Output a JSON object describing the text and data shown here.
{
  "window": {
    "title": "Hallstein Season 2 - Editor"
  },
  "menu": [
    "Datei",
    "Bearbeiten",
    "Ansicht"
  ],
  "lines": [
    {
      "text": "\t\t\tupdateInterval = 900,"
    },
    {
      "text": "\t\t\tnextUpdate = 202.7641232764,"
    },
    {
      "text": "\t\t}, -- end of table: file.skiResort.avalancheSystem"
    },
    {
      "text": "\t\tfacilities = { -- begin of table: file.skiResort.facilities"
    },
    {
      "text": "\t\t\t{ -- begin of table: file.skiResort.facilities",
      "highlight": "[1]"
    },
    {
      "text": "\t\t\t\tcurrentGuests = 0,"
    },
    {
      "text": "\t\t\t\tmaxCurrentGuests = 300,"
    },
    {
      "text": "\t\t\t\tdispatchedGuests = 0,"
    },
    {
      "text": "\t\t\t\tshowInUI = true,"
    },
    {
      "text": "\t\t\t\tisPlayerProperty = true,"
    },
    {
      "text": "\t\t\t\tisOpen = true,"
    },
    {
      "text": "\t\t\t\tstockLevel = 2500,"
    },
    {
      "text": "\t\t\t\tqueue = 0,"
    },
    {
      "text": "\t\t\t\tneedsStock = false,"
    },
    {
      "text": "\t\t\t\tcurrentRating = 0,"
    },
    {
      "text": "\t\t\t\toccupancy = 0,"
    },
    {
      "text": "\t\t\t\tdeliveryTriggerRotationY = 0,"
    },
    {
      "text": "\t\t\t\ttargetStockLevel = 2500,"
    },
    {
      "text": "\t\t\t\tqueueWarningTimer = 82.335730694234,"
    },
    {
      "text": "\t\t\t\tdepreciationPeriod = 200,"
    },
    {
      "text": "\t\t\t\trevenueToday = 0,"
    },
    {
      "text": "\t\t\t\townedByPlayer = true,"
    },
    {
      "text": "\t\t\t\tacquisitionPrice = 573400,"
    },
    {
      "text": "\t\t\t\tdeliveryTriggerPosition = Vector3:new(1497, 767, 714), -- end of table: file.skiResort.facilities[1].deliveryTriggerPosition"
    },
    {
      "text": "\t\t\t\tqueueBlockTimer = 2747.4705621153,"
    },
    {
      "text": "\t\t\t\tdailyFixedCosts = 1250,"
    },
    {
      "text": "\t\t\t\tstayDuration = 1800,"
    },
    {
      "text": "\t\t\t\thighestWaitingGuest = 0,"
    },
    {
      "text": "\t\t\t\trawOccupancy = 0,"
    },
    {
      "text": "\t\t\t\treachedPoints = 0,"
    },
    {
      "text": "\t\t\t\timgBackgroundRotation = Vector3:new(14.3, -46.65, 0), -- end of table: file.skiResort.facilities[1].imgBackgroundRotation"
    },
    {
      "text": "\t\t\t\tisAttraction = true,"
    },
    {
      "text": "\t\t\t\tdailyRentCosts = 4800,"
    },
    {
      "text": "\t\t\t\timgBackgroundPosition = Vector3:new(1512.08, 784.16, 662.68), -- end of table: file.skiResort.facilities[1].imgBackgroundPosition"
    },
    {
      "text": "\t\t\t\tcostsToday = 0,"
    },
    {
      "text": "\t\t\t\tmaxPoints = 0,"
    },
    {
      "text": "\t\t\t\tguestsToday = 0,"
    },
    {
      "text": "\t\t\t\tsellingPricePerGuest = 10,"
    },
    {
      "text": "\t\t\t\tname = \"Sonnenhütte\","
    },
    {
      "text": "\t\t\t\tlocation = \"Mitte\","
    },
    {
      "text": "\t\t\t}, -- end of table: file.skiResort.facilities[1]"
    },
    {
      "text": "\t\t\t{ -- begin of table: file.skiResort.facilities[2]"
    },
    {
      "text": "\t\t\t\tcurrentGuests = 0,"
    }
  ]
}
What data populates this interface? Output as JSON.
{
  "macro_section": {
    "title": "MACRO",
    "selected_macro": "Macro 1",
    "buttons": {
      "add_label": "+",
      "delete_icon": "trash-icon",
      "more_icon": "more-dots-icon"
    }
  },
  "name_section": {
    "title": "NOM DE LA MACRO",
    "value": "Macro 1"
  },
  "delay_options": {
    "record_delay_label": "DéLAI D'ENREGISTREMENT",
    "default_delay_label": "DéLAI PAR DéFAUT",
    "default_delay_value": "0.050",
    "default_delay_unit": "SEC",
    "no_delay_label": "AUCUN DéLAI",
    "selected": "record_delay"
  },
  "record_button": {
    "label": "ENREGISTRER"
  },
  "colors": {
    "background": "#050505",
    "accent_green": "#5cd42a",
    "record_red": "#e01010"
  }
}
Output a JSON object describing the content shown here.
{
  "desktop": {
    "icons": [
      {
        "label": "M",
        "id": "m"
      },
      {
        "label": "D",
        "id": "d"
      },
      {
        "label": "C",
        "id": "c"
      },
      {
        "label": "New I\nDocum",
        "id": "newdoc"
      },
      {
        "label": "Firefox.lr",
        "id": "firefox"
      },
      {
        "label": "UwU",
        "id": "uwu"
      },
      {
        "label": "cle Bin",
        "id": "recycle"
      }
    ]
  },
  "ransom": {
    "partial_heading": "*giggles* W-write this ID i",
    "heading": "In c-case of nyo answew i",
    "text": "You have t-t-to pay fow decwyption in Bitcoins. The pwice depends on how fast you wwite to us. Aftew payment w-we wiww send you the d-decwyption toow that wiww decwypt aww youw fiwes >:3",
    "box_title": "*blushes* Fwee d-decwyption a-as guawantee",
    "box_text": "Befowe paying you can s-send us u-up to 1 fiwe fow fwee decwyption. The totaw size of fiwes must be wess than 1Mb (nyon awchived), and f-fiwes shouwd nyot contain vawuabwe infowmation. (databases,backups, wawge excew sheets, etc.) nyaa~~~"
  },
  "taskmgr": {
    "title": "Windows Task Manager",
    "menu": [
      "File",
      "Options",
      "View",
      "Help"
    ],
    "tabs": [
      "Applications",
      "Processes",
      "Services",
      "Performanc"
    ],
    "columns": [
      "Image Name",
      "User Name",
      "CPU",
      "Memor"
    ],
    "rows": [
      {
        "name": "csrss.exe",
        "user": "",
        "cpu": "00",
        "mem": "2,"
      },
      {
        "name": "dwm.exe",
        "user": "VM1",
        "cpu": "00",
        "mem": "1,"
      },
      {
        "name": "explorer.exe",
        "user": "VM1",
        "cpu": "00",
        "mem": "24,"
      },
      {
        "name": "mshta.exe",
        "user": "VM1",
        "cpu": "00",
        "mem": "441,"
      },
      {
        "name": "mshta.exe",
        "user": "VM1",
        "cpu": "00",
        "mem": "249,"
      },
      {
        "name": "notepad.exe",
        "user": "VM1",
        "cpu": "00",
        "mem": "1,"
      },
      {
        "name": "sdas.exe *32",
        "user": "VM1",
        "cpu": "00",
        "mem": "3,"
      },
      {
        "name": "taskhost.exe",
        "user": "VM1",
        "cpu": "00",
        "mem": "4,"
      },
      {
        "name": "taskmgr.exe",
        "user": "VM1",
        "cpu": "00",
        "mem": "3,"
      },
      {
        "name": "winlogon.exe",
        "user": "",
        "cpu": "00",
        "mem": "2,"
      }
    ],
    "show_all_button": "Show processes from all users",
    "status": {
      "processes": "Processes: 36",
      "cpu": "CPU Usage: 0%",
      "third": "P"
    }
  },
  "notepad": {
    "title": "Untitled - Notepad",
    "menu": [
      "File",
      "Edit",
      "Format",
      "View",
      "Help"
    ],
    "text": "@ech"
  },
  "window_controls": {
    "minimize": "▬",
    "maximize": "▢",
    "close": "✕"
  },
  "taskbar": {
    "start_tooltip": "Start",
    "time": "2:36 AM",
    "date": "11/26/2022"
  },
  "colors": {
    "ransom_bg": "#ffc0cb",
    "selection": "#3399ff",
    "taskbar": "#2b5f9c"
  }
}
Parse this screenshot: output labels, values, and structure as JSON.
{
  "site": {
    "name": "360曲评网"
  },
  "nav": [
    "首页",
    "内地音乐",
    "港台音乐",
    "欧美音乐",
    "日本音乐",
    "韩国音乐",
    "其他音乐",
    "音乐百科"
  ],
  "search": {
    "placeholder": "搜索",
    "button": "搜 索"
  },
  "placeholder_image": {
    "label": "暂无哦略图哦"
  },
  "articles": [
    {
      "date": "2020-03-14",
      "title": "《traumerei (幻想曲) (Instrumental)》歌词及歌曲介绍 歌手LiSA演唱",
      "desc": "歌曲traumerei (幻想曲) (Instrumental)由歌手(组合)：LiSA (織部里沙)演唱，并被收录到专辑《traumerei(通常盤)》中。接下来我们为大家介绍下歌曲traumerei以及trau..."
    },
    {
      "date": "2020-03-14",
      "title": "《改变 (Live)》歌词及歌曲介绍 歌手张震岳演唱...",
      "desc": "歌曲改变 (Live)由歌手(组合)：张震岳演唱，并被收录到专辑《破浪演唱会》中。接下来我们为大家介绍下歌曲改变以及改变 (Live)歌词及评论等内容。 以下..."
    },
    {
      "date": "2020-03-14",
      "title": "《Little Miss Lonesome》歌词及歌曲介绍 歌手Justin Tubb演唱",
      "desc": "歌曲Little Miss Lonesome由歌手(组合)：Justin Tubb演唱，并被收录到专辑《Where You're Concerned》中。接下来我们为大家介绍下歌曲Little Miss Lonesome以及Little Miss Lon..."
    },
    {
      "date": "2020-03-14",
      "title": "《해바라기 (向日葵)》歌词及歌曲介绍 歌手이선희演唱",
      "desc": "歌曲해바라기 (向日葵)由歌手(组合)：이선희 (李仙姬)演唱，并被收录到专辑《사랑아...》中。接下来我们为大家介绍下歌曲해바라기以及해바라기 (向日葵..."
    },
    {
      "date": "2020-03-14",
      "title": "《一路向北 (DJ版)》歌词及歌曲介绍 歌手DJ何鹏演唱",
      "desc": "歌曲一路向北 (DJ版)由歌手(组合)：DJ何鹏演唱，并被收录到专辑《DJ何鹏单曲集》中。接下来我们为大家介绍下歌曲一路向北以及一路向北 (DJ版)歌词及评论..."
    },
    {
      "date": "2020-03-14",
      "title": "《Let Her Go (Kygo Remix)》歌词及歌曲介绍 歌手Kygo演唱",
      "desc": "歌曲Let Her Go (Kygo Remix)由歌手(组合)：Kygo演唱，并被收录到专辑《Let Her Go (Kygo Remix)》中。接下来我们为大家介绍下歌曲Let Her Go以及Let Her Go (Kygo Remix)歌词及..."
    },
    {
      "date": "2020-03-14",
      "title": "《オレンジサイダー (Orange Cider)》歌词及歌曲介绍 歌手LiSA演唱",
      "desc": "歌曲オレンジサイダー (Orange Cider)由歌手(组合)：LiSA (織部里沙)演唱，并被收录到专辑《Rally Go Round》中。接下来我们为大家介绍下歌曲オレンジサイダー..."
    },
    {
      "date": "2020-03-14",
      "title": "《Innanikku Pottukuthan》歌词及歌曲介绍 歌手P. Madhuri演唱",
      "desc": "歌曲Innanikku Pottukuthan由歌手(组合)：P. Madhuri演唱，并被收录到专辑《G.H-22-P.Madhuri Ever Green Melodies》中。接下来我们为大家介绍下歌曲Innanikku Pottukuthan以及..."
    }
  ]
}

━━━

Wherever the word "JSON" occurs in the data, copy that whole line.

■ Result of the task
Output a JSON object describing the text and data shown here.
What data populates this interface? Output as JSON.
Output a JSON object describing the content shown here.
Parse this screenshot: output labels, values, and structure as JSON.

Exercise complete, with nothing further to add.